This class of antineoplastic agent exerts its cytotoxic effect through inhibition of the enzyme topoisomerase-1 (Table 3.15) (31). This is a critically important enzyme in DNA replication, repair, and transcription. Topoisomerase-1 inhibitors bind to the enzyme-DNA complex, leading to permanent strand breaks and cell death.
Topotecan, the first topoisomerase-1 inhibitor approved for clinical use in the United States, is active in platinum-refractory ovarian cancer and cervical cancer. The major toxicity of the agent is bone marrow suppression. The drug was developed for administration on a 5-day schedule but is frequently utilized on an more convenient weekly schedule. An oral formulation of the drug is currently undergoing investigation.
Irinotecan, a second topoisomerase-1 inhibitor, has revealed activity in both cancers of the ovary and cervix (31). The major side effects of the agent are bone marrow suppression and diarrhea.

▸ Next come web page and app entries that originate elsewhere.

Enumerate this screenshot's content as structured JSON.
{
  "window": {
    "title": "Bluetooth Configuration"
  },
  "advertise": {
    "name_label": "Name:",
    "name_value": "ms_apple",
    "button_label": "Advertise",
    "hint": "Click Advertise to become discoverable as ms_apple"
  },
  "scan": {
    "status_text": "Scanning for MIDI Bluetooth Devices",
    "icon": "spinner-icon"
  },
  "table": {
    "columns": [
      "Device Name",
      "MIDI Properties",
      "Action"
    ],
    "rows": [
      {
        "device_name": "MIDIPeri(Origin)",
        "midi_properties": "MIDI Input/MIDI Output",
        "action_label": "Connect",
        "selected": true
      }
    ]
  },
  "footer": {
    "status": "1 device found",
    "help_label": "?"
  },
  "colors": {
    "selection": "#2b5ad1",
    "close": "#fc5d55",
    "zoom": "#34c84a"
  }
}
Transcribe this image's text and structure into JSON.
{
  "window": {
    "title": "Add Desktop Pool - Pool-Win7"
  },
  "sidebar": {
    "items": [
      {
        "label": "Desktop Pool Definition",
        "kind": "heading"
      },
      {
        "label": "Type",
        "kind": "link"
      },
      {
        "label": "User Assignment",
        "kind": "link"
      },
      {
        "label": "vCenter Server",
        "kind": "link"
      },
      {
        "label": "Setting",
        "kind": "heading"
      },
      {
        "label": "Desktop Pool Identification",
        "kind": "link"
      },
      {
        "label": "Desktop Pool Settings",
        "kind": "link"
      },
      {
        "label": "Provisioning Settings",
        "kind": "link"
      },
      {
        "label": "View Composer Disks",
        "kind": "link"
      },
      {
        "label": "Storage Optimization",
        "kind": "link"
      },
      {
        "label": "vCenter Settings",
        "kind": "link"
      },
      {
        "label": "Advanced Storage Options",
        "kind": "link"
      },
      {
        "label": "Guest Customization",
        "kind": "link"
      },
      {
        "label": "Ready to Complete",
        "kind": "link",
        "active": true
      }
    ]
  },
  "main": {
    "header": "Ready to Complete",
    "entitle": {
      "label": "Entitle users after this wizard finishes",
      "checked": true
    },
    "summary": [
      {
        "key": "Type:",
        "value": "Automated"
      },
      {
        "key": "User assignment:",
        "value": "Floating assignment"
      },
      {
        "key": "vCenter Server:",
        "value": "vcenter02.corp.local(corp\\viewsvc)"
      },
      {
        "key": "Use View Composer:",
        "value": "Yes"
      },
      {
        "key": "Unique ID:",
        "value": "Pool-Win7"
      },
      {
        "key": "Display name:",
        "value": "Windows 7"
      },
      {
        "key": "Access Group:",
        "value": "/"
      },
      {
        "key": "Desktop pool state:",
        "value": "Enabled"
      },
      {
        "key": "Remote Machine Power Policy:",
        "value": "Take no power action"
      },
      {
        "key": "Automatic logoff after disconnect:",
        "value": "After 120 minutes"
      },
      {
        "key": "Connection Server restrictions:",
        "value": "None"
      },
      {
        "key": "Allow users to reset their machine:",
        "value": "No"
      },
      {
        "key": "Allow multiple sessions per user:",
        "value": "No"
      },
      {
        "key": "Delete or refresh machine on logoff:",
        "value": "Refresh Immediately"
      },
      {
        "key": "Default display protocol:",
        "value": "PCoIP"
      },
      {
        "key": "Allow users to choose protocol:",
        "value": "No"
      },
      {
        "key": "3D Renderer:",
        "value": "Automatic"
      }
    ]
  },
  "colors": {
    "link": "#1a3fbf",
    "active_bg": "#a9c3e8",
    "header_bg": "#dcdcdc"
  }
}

There are additional agents that are employed in the management of gynecologic malignancies (Table 3.16).
Of particular interest are a group of agents currently classified as being antiangiogenic drugs (e.g., bevacizumab) that appear to exert their biological effects on either the normal or abnormal blood vessels delivering nutrients to the malignancy (20,32). To date, experience with this class of drugs in the management of gynecologic malignancies is limited, but existing data suggest these agents may ultimately play an important role in routine disease management.
New Drug Trials
A number of chemotherapeutic agents have been studied experimentally but are not commercially available. Many of these agents have already demonstrated activity against human tumors, but sufficient evidence to allow human experimentation has not yet been acquired. In addition, many investigational agents are being studied in phase I and phase II trials.
Table 3.16 Miscellaneous Agent
Phase I Trials These studies define the spectrum of toxicity of a new chemotherapeutic agent and are complete when the dose-limiting toxicity of any particular dose and schedule has been defined.
Phase II Trials These studies usually use the dose established from phase I trials and apply this dose and schedule to selected tumor types of importance.
Phase III Trials These studies compare one effective treatment with another in a randomized fashion.